**What the exercise asks**
Extract, from the listing that follows, each line containing the word "title".

---------- Recorded data

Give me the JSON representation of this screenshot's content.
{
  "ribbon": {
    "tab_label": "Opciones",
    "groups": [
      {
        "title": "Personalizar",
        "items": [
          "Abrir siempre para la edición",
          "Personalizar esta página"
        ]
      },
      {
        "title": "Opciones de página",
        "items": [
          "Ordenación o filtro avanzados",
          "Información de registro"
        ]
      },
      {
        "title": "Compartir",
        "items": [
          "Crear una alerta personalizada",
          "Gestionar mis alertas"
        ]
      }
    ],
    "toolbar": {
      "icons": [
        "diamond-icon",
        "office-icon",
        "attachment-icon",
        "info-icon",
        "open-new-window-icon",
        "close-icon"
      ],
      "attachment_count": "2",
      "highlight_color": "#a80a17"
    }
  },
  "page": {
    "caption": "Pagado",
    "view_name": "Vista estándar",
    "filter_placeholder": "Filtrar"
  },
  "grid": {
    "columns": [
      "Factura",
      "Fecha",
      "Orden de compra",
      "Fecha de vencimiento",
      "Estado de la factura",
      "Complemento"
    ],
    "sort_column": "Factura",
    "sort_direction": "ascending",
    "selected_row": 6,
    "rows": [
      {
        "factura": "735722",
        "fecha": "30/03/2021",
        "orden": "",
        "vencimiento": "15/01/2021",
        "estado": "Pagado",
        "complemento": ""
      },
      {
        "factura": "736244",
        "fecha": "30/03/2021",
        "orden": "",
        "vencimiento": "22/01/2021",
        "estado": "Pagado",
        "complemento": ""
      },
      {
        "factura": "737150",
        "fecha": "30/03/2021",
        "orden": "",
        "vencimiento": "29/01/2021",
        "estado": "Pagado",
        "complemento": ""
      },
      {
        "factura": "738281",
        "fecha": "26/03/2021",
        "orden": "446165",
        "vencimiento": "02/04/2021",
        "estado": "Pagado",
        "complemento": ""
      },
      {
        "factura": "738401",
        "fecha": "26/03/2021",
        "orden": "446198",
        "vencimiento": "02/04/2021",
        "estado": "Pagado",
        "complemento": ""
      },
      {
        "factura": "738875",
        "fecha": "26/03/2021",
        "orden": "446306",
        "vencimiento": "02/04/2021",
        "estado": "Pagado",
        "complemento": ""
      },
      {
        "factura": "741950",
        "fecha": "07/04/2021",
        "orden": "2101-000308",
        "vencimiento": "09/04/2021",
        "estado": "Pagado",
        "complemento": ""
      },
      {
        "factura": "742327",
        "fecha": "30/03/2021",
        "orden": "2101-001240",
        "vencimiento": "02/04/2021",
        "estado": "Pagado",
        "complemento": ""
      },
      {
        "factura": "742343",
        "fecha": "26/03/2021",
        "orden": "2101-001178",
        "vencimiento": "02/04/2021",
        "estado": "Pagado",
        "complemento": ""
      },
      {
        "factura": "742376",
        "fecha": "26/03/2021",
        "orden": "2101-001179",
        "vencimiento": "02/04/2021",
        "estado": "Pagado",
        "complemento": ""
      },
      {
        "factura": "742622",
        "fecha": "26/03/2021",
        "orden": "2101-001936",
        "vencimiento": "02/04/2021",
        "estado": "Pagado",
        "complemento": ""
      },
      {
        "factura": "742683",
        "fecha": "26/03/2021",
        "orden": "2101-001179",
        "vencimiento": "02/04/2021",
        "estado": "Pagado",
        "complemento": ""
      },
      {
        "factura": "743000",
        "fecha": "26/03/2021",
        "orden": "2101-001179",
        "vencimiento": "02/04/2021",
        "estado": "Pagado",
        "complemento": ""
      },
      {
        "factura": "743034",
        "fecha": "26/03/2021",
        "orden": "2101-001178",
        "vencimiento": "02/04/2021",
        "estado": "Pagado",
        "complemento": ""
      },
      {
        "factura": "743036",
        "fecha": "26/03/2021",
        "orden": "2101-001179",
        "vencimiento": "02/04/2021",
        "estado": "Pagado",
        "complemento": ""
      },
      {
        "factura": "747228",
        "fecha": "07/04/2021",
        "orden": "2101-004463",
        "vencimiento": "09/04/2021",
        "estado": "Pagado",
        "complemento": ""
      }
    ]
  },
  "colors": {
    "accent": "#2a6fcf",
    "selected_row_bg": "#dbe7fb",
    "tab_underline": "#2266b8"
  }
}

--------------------

**Result for this exercise**
        "title": "Personalizar",
        "title": "Opciones de página",
        "title": "Compartir",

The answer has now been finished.